Have any questions about fire stoves? Check out our frequently asked questions and if they don’t help, give us a call on 01254 682574.
A stove burns fuel or uses electricity to generate heat, whether that be for cooking or for warmth. The stoves we sell here at Canterbury fires include wood-burning, multi-fuel, gas and electric stoves that keep you toasty and warm.
A multi-fuel stove can burn wood, coal and smokeless fuel. The main difference between a wood burner and a multi-fuel stove is that wood burners have no ashpan and a fixed grate, whereas multi-fuel stoves have a raised grate system and removable ashpan. This is because wood burns best on a bed of ash, whereas other fuels need airflow for effective burning.
Yes, you can install a woodburning stove (or woodburner) in a fireplace, providing it has a class 1 chimney. If you had an open wood and coal fire previously then you should have a class 1 chimney. However, if you had a gas fire you might have a class 2 chimney, which isn’t suitable for a stove.
A wood-burning stove needs to be installed by a professional. Trying to install one yourself isn’t safe and could result in fire risks, carbon monoxide poisoning and damaging your stove.
Our fitters are Gas Safe and HETAS registered for total peace of mind, so you can enjoy all the benefits of your new stove without the risks.
No, you can’t burn coal in a woodburning stove as coal burns much hotter than wood, which can cause damage to the stove. You can only burn coal in a multifuel stove.
Despite all the rumours, woodburning stoves are not going to be banned. You can still use your old stove, but now all new stoves bought must be clean-burning stoves.
Yes, woodburning stoves are safe. Unlike open fires, a stove keeps the fire and its fumes contained. That doesn’t mean to say they’re without risks and complications. Having your stove installed by a professional, as per building regulations and the manufacturers’ guidelines along with care and maintenance will ensure your safety.
Woodburners aren’t the most environmentally friendly choice for a stove. However, if you live in a rural area with new eco-burners are not too much of a concern.
The latest government data suggests that wood-burning stoves produce 17% of small particle pollution in our air, which given the current air quality crisis, is a problem.
However, despite the fact that burning wood gives off so much carbon dioxide, wood is a carbon-neutral energy source. This means that the amount of CO2 a tree absorbs during its lifetime is balanced by the amount of CO2 released when the wood is burned, so there’s effectively none added to the atmosphere.

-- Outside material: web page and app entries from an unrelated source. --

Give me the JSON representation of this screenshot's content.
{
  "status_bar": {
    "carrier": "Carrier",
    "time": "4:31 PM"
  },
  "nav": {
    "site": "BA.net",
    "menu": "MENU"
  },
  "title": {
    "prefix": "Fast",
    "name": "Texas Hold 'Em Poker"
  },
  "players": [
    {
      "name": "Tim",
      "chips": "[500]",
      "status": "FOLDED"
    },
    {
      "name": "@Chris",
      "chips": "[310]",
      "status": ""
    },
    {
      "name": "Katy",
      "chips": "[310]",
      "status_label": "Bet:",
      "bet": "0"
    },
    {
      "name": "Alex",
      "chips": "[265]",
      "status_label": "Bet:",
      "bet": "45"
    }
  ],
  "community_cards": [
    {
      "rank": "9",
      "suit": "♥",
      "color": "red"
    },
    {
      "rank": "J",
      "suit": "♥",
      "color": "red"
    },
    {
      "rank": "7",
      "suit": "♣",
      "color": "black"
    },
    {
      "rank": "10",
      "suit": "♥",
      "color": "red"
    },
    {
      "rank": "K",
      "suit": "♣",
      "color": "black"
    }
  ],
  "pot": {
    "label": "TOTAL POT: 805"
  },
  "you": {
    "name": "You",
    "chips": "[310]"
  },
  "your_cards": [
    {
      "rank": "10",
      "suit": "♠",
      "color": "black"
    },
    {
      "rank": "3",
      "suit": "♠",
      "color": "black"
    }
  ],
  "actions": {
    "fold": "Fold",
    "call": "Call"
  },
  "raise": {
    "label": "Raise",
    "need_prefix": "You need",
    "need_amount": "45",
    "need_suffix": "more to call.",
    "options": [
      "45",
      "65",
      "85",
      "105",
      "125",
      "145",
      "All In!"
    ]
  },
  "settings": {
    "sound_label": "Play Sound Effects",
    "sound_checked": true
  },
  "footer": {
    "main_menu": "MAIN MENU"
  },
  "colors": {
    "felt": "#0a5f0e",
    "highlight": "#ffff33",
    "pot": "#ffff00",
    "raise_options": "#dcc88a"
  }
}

Still, if you live in an urban area, there are not likely to be many trees around to absorb the CO2, which increases the air pollution, so you might be better choosing a gas or electric option instead.